— REQUIRED WORK —
Return all lines from the entries below in which the word "JSON" is present.

— PROVIDED MATERIAL —
◇ ◇ ◇ ◇ ◇
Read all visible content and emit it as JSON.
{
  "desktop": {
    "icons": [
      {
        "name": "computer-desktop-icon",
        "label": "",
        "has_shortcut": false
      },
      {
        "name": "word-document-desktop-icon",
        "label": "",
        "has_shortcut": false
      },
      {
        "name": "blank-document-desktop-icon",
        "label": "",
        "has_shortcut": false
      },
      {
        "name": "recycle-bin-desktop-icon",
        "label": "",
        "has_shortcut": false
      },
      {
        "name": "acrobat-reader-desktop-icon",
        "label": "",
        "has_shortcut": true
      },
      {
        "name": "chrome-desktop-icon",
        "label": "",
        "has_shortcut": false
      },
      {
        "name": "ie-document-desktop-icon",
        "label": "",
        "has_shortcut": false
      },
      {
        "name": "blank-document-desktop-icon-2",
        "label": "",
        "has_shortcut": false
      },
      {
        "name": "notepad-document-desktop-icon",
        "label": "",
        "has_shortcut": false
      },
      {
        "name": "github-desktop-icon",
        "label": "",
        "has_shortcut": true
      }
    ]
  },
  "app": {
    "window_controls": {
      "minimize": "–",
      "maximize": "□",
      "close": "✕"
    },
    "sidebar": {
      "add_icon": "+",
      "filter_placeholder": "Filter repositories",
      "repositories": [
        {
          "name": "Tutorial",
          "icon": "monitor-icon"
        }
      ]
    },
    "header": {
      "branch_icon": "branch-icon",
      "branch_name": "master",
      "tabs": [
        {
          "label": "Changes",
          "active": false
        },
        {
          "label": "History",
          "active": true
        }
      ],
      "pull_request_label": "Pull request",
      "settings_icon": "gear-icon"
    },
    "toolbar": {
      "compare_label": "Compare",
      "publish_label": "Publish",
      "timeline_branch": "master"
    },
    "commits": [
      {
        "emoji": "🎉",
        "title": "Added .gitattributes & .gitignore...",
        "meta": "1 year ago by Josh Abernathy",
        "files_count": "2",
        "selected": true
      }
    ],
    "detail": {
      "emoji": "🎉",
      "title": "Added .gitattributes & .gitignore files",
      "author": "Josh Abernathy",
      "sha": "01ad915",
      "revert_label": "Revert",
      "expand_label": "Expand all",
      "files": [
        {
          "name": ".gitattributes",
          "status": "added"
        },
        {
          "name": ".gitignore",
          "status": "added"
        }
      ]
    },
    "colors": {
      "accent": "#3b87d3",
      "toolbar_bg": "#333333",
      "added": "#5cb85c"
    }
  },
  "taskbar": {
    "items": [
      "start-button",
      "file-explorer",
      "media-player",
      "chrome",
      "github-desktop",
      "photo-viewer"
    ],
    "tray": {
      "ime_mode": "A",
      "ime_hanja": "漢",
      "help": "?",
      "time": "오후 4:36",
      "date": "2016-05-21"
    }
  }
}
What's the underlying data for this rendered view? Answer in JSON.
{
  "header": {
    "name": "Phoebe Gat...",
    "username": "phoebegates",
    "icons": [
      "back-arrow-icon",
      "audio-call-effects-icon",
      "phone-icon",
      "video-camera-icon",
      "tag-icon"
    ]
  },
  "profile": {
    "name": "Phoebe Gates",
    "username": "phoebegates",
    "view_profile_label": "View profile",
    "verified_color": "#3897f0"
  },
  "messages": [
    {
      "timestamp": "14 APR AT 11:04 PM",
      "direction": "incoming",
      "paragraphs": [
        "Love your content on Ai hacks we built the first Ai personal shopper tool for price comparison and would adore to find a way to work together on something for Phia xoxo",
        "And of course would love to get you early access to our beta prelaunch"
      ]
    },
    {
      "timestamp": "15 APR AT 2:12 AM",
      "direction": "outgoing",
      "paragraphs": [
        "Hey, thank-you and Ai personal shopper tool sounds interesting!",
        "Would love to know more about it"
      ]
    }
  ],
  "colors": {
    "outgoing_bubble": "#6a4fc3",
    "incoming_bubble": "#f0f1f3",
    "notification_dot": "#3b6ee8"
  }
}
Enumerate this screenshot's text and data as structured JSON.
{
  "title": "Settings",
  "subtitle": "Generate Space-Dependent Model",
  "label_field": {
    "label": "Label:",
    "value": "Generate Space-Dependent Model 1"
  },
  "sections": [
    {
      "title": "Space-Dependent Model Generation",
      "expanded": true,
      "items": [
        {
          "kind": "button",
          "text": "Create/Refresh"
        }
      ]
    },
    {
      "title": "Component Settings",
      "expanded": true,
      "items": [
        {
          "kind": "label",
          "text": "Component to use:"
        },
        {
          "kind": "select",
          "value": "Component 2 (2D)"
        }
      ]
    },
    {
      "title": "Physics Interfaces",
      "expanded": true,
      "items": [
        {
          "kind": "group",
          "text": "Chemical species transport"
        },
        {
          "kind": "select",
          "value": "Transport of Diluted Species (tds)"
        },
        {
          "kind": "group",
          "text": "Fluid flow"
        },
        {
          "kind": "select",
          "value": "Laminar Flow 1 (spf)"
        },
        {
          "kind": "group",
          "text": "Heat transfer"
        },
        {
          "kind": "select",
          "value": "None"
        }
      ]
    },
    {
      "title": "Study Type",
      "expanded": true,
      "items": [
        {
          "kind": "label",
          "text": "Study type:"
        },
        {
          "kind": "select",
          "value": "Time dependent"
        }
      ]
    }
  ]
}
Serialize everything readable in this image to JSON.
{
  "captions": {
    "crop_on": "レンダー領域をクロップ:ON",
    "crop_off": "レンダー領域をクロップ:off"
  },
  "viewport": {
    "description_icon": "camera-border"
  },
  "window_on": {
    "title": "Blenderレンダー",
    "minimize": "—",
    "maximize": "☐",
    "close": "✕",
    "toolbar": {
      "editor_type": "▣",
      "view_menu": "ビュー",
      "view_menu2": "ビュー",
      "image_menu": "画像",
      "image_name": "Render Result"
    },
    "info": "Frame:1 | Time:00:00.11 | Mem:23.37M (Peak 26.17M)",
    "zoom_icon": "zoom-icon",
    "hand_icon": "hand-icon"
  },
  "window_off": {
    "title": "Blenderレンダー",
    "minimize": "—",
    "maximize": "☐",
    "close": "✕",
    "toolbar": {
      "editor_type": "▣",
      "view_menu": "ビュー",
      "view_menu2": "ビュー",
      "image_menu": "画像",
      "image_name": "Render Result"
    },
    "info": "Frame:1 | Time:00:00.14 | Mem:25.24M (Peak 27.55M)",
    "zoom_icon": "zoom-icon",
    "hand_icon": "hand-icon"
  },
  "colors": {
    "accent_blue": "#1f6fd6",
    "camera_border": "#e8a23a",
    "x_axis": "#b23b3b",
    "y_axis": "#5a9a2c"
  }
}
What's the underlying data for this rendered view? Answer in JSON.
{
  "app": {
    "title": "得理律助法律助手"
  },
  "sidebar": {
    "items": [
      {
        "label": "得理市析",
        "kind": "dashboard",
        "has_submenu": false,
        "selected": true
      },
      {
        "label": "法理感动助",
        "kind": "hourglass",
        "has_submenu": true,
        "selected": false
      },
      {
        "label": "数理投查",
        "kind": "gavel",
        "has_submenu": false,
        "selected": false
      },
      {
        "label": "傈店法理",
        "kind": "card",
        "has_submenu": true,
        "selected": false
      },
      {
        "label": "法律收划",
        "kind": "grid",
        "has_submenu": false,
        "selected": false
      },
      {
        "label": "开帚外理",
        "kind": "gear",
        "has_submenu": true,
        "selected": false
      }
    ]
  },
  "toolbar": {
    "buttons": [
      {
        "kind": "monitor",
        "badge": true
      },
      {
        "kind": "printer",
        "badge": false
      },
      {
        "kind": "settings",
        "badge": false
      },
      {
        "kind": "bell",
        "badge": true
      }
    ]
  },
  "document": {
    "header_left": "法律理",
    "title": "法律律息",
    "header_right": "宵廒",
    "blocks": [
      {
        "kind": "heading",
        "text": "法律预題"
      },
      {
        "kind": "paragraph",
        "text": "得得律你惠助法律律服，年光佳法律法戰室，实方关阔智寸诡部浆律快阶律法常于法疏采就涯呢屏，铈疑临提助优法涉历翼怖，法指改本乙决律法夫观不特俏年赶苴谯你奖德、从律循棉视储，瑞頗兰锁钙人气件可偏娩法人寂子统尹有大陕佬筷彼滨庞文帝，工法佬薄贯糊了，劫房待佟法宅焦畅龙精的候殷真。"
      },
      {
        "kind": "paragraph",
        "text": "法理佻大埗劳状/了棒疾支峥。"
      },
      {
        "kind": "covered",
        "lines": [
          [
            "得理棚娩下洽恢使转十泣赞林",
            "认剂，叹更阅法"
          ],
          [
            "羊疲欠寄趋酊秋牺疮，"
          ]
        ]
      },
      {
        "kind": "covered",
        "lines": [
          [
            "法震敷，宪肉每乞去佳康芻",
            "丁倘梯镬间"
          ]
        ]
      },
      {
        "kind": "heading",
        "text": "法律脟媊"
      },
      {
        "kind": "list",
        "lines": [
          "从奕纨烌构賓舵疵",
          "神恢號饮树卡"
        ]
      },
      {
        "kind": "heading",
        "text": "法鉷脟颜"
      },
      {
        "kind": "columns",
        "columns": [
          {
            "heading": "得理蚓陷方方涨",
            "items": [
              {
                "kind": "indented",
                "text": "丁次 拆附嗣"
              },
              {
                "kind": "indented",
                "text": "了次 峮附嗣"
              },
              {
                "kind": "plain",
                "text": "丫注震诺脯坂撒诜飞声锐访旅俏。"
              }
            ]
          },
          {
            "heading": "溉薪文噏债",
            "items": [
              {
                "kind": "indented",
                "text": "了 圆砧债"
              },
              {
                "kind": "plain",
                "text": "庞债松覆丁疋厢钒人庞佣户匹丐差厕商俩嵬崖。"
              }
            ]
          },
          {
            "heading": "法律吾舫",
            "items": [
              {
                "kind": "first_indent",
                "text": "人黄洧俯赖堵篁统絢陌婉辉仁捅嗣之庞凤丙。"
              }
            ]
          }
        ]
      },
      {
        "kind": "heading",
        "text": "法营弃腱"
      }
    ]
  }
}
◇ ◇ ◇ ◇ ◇
— YOUR RESPONSE —
Read all visible content and emit it as JSON.
What's the underlying data for this rendered view? Answer in JSON.
Enumerate this screenshot's text and data as structured JSON.
Serialize everything readable in this image to JSON.
What's the underlying data for this rendered view? Answer in JSON.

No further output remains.